● What to produce: How many of the lines below hold the string "kind"? Say only the number.

==== Exercise data ====

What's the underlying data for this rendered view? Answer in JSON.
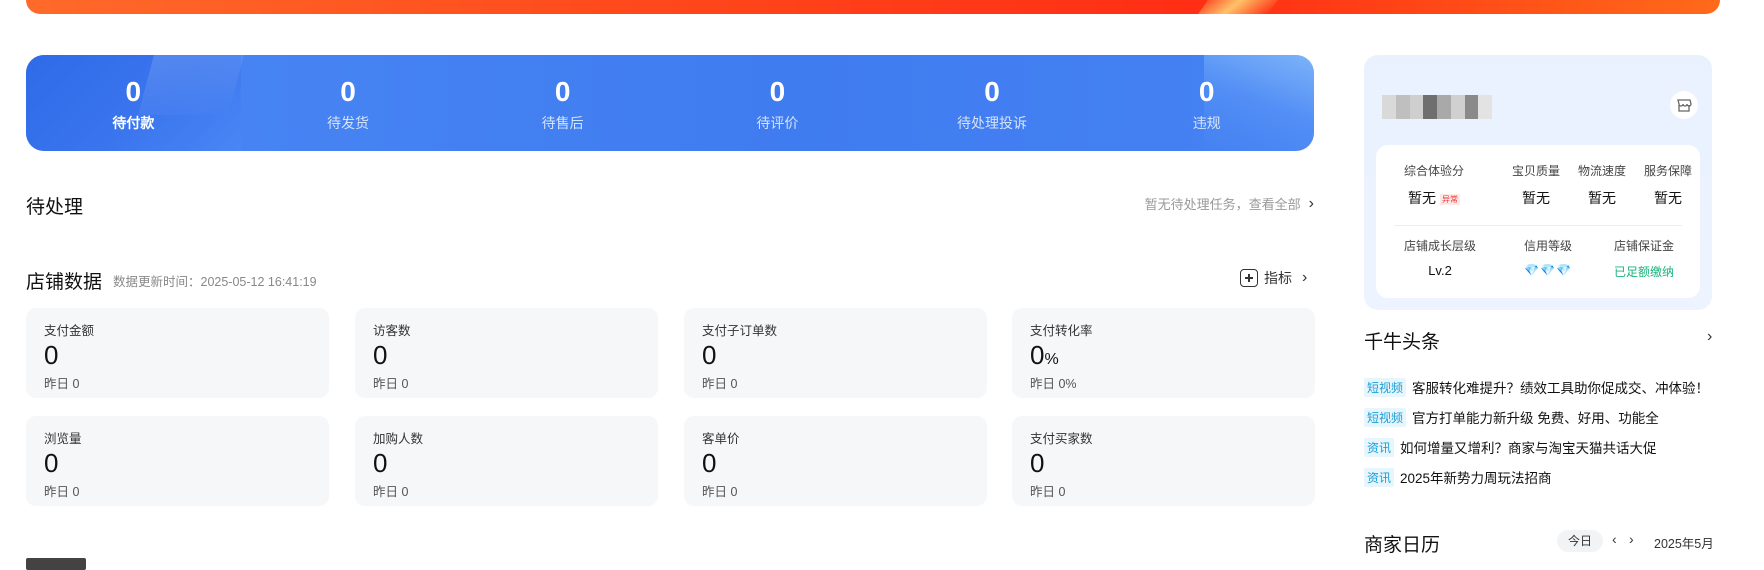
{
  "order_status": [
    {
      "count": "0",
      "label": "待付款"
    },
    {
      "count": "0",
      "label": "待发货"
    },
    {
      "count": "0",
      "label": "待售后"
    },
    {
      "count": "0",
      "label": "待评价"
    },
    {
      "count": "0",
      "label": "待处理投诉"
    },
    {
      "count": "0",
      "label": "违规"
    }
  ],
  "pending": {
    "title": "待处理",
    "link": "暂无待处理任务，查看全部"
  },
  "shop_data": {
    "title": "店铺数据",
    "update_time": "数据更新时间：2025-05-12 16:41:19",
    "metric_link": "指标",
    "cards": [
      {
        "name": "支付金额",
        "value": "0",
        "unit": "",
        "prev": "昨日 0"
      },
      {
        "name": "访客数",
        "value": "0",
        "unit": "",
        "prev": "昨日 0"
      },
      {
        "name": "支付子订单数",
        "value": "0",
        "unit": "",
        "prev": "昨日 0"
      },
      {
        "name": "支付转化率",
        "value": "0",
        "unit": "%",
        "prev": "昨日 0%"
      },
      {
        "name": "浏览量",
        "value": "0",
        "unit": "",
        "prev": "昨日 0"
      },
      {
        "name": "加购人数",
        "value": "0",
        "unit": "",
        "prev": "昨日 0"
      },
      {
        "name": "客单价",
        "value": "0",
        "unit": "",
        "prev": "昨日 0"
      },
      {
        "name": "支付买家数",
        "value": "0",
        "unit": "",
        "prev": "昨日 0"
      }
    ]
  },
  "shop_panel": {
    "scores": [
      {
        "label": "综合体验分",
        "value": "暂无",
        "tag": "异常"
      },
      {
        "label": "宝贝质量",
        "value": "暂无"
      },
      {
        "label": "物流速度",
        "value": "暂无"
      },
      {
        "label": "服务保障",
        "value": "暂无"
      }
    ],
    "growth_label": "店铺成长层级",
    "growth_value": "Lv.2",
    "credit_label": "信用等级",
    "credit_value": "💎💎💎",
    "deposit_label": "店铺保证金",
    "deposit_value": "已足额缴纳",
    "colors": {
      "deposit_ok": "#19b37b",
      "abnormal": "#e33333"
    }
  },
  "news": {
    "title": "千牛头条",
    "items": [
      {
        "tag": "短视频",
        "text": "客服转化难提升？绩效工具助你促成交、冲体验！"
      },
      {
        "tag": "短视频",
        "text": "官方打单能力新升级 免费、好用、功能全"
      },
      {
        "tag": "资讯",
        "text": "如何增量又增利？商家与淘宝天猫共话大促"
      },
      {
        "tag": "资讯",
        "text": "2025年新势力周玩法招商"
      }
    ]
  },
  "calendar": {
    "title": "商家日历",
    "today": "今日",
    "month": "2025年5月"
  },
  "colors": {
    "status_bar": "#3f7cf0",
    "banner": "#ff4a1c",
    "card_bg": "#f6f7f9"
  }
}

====
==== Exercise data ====

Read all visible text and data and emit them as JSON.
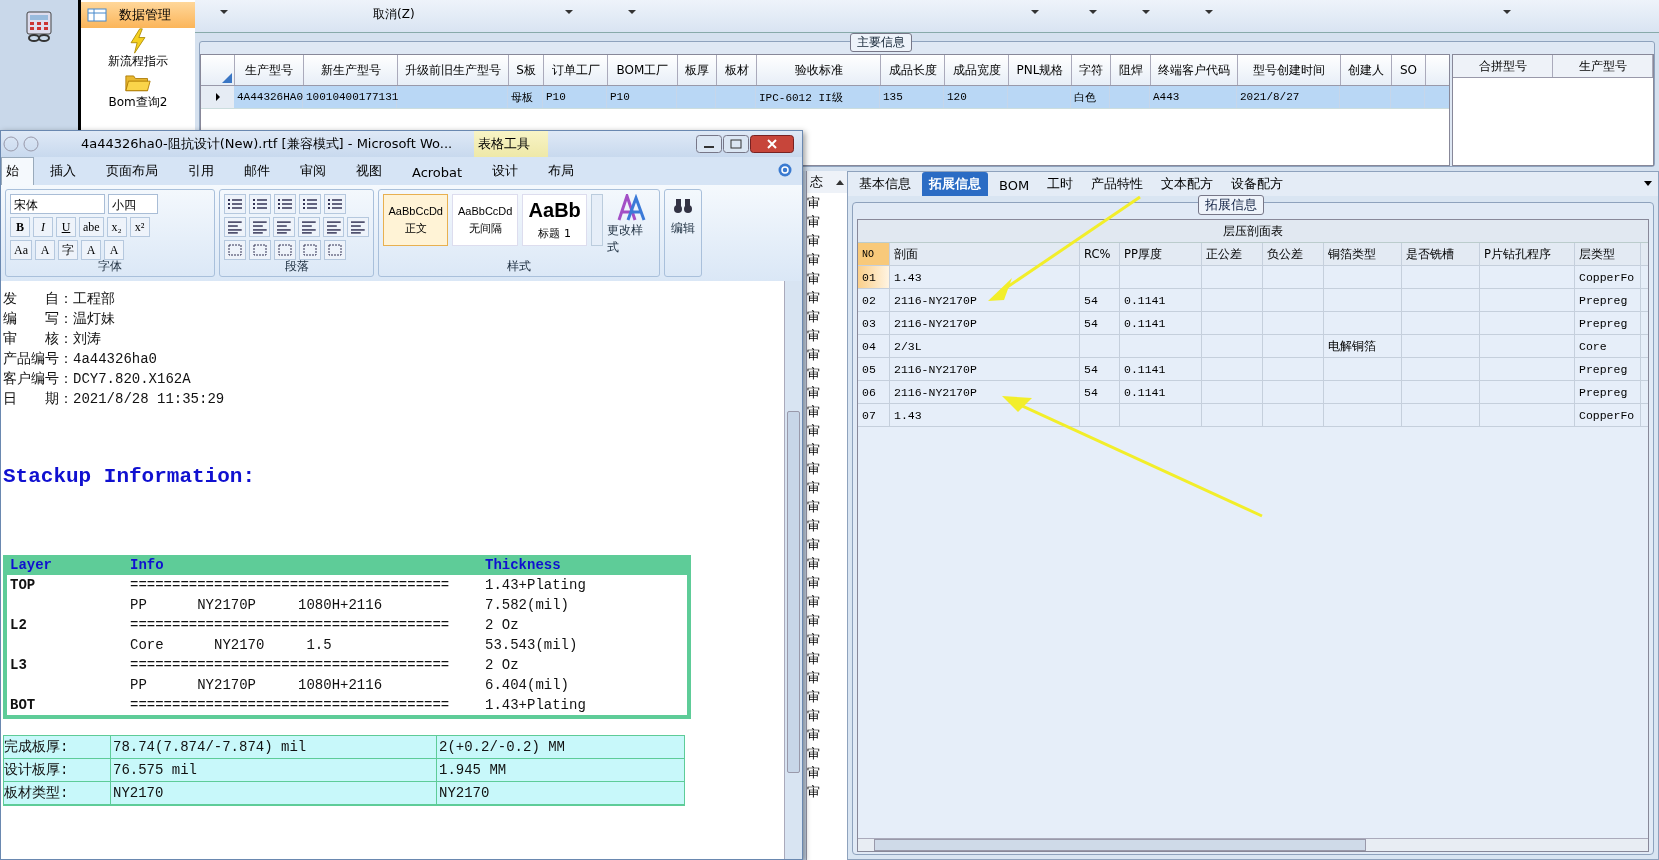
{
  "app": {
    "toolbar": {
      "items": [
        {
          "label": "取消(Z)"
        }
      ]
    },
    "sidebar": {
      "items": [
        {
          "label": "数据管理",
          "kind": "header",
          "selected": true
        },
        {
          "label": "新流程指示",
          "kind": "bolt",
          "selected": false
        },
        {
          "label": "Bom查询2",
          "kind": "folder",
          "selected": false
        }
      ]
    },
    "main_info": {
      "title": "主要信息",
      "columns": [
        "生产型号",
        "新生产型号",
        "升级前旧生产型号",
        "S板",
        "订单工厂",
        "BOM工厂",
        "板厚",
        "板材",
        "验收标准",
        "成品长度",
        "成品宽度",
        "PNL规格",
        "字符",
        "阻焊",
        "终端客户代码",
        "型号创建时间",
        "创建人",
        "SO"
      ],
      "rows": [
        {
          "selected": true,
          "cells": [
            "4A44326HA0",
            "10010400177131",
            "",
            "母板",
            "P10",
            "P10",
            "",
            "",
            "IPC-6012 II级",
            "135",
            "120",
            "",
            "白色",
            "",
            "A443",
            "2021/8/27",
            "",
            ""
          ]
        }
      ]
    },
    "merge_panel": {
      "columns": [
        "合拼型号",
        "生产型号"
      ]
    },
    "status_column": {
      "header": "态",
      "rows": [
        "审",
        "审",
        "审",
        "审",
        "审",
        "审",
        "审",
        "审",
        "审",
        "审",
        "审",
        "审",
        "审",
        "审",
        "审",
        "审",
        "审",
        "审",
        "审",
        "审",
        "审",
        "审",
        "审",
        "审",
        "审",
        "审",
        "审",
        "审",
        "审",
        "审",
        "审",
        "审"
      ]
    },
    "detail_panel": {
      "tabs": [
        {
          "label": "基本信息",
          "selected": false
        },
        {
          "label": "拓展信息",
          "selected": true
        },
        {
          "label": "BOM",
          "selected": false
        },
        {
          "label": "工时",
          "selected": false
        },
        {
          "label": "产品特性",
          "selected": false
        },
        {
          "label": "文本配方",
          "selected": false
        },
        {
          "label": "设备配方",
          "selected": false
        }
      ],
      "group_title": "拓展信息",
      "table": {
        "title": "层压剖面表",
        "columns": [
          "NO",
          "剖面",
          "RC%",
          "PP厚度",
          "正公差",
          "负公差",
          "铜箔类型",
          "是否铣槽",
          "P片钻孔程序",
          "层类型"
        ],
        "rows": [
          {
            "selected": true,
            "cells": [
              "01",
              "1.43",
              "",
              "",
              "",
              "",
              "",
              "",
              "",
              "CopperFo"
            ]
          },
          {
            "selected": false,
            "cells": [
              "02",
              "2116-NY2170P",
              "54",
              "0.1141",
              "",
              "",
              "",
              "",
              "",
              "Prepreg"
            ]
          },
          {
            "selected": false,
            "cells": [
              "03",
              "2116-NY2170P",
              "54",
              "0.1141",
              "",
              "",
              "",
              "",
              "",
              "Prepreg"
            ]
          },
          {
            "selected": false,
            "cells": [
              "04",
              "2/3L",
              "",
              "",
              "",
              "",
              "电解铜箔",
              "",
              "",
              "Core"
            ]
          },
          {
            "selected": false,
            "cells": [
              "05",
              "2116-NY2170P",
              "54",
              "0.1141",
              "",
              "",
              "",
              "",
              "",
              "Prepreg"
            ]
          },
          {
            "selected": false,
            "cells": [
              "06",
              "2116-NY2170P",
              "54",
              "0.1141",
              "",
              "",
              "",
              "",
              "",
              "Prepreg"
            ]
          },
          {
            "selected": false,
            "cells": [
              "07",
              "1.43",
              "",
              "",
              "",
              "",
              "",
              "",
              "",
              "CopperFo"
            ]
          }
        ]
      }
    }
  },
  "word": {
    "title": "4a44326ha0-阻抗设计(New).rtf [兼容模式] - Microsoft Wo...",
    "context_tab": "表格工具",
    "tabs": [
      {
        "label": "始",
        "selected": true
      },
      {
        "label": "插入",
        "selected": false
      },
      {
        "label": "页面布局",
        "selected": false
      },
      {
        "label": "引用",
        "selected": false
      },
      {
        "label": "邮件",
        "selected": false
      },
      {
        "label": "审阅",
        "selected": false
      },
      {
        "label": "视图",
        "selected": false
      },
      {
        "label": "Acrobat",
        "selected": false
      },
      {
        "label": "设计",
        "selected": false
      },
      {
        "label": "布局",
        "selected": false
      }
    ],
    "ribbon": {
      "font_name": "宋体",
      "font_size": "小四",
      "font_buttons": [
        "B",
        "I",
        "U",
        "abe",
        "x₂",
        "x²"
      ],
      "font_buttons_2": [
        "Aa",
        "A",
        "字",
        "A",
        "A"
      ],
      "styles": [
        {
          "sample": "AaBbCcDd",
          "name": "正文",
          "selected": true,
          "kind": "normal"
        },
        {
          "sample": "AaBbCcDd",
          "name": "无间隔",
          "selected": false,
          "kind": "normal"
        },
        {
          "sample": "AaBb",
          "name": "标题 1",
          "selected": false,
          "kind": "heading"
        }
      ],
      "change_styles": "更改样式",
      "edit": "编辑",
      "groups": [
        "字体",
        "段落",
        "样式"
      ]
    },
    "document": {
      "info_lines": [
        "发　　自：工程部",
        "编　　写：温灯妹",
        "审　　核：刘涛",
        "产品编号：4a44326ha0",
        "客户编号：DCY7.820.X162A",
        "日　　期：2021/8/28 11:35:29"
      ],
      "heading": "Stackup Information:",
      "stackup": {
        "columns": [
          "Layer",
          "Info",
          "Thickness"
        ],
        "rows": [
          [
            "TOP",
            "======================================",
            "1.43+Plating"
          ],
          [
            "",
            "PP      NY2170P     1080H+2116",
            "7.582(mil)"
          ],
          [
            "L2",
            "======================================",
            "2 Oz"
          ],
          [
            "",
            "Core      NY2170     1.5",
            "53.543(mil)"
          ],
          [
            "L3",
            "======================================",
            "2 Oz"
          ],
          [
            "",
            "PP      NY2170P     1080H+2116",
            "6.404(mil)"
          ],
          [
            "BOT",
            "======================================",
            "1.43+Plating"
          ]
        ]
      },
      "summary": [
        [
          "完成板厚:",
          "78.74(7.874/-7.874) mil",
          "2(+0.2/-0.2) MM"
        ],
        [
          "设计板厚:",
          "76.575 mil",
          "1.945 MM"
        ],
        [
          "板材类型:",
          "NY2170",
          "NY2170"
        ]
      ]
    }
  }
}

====

● Solution to the problem: 6